Innovation, Inflation, Potato Chips, and You

Lew Rockwell blogs about an objectionable piece he saw on The Today Show:

It was a commie-style 2-minute hate on the evil of companies that trick consumers. How? By reducing the size of their packages while maintaining the same price. There was no mention of Federal Reserve inflation, of course. As prices climb, and companies are forced to raise their prices, cut the unit size of products, or lower quality[.]

Lew Rockwell is right. I've noticed slightly smaller packaging and slightly higher prices over the years, but never supposed the food producers were unethical because of it. Actually, this practice could be much worse than it is.

As a junk-food consumer, I remember the price of a 15 oz bag of potato chips in 1990 to be $2.99. As time went by, I noticed the size of the bag shrink and the price gradually rise. I haven't purchased potato chips in a while, but the last time I looked,  an 11.5 oz bag was priced at $3.19.

This means . . .

  • In 1990, five ounces of chips cost $1.00
  • In 2010, five ounces of chips cost $1.40

That doesn't look so bad. According to the DollarTimes calculator, one 1990 dollar had the purchasing power of $1.71 in 2010 dollars. Junk food price inflation - at least potato chips - wasn't as bad as general inflation.

And this is consistent with general food consumption. provides a graph showing a steady fall in food prices as a percentage of income since 1990 - actually, since the late 1940's.

Yes, prices increased, but incomes increased even more. Thanks to market innovation and free trade, food prices are much lower than they could have been.

Time will tell if this trend of falling food prices (relative to income) will continue. The Federal Reserve's latest round of "quantitative easing" (that is, "the printing of money") may cause food prices to shoot up if the economy turns hot again. Also, the bogus "food safety" bill that passed in December will add compliance costs to food production, which may drive up prices even more.
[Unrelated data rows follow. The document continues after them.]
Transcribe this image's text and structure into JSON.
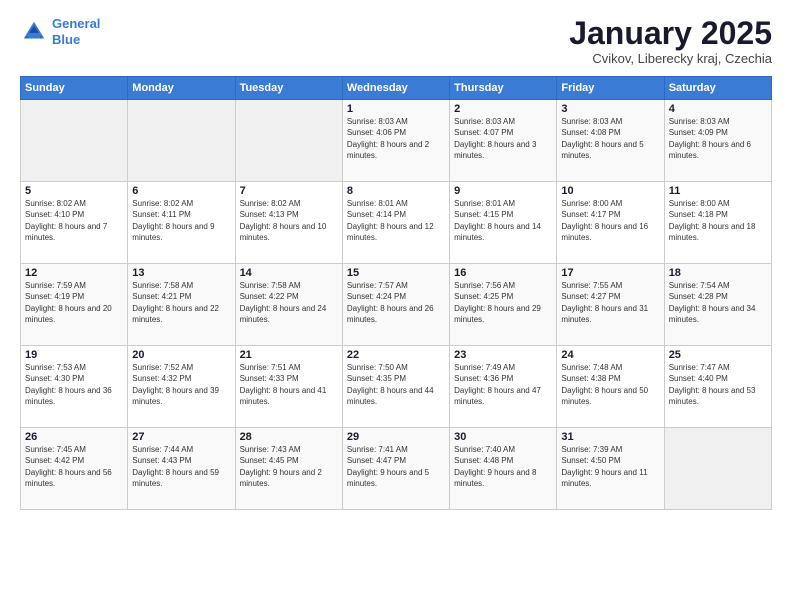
{
  "logo": {
    "line1": "General",
    "line2": "Blue"
  },
  "title": "January 2025",
  "subtitle": "Cvikov, Liberecky kraj, Czechia",
  "headers": [
    "Sunday",
    "Monday",
    "Tuesday",
    "Wednesday",
    "Thursday",
    "Friday",
    "Saturday"
  ],
  "weeks": [
    [
      {
        "day": "",
        "info": ""
      },
      {
        "day": "",
        "info": ""
      },
      {
        "day": "",
        "info": ""
      },
      {
        "day": "1",
        "info": "Sunrise: 8:03 AM\nSunset: 4:06 PM\nDaylight: 8 hours and 2 minutes."
      },
      {
        "day": "2",
        "info": "Sunrise: 8:03 AM\nSunset: 4:07 PM\nDaylight: 8 hours and 3 minutes."
      },
      {
        "day": "3",
        "info": "Sunrise: 8:03 AM\nSunset: 4:08 PM\nDaylight: 8 hours and 5 minutes."
      },
      {
        "day": "4",
        "info": "Sunrise: 8:03 AM\nSunset: 4:09 PM\nDaylight: 8 hours and 6 minutes."
      }
    ],
    [
      {
        "day": "5",
        "info": "Sunrise: 8:02 AM\nSunset: 4:10 PM\nDaylight: 8 hours and 7 minutes."
      },
      {
        "day": "6",
        "info": "Sunrise: 8:02 AM\nSunset: 4:11 PM\nDaylight: 8 hours and 9 minutes."
      },
      {
        "day": "7",
        "info": "Sunrise: 8:02 AM\nSunset: 4:13 PM\nDaylight: 8 hours and 10 minutes."
      },
      {
        "day": "8",
        "info": "Sunrise: 8:01 AM\nSunset: 4:14 PM\nDaylight: 8 hours and 12 minutes."
      },
      {
        "day": "9",
        "info": "Sunrise: 8:01 AM\nSunset: 4:15 PM\nDaylight: 8 hours and 14 minutes."
      },
      {
        "day": "10",
        "info": "Sunrise: 8:00 AM\nSunset: 4:17 PM\nDaylight: 8 hours and 16 minutes."
      },
      {
        "day": "11",
        "info": "Sunrise: 8:00 AM\nSunset: 4:18 PM\nDaylight: 8 hours and 18 minutes."
      }
    ],
    [
      {
        "day": "12",
        "info": "Sunrise: 7:59 AM\nSunset: 4:19 PM\nDaylight: 8 hours and 20 minutes."
      },
      {
        "day": "13",
        "info": "Sunrise: 7:58 AM\nSunset: 4:21 PM\nDaylight: 8 hours and 22 minutes."
      },
      {
        "day": "14",
        "info": "Sunrise: 7:58 AM\nSunset: 4:22 PM\nDaylight: 8 hours and 24 minutes."
      },
      {
        "day": "15",
        "info": "Sunrise: 7:57 AM\nSunset: 4:24 PM\nDaylight: 8 hours and 26 minutes."
      },
      {
        "day": "16",
        "info": "Sunrise: 7:56 AM\nSunset: 4:25 PM\nDaylight: 8 hours and 29 minutes."
      },
      {
        "day": "17",
        "info": "Sunrise: 7:55 AM\nSunset: 4:27 PM\nDaylight: 8 hours and 31 minutes."
      },
      {
        "day": "18",
        "info": "Sunrise: 7:54 AM\nSunset: 4:28 PM\nDaylight: 8 hours and 34 minutes."
      }
    ],
    [
      {
        "day": "19",
        "info": "Sunrise: 7:53 AM\nSunset: 4:30 PM\nDaylight: 8 hours and 36 minutes."
      },
      {
        "day": "20",
        "info": "Sunrise: 7:52 AM\nSunset: 4:32 PM\nDaylight: 8 hours and 39 minutes."
      },
      {
        "day": "21",
        "info": "Sunrise: 7:51 AM\nSunset: 4:33 PM\nDaylight: 8 hours and 41 minutes."
      },
      {
        "day": "22",
        "info": "Sunrise: 7:50 AM\nSunset: 4:35 PM\nDaylight: 8 hours and 44 minutes."
      },
      {
        "day": "23",
        "info": "Sunrise: 7:49 AM\nSunset: 4:36 PM\nDaylight: 8 hours and 47 minutes."
      },
      {
        "day": "24",
        "info": "Sunrise: 7:48 AM\nSunset: 4:38 PM\nDaylight: 8 hours and 50 minutes."
      },
      {
        "day": "25",
        "info": "Sunrise: 7:47 AM\nSunset: 4:40 PM\nDaylight: 8 hours and 53 minutes."
      }
    ],
    [
      {
        "day": "26",
        "info": "Sunrise: 7:45 AM\nSunset: 4:42 PM\nDaylight: 8 hours and 56 minutes."
      },
      {
        "day": "27",
        "info": "Sunrise: 7:44 AM\nSunset: 4:43 PM\nDaylight: 8 hours and 59 minutes."
      },
      {
        "day": "28",
        "info": "Sunrise: 7:43 AM\nSunset: 4:45 PM\nDaylight: 9 hours and 2 minutes."
      },
      {
        "day": "29",
        "info": "Sunrise: 7:41 AM\nSunset: 4:47 PM\nDaylight: 9 hours and 5 minutes."
      },
      {
        "day": "30",
        "info": "Sunrise: 7:40 AM\nSunset: 4:48 PM\nDaylight: 9 hours and 8 minutes."
      },
      {
        "day": "31",
        "info": "Sunrise: 7:39 AM\nSunset: 4:50 PM\nDaylight: 9 hours and 11 minutes."
      },
      {
        "day": "",
        "info": ""
      }
    ]
  ]
}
But for the last sixty years in the United States, human innovation in the still-generally free American market has allowed prosperity to far outsrip the worst the regulators, inflators, and taxers have thrown at us. As economist Mark Perry has said, "just being alive today in America, you’ve already 'won the lottery of life.'”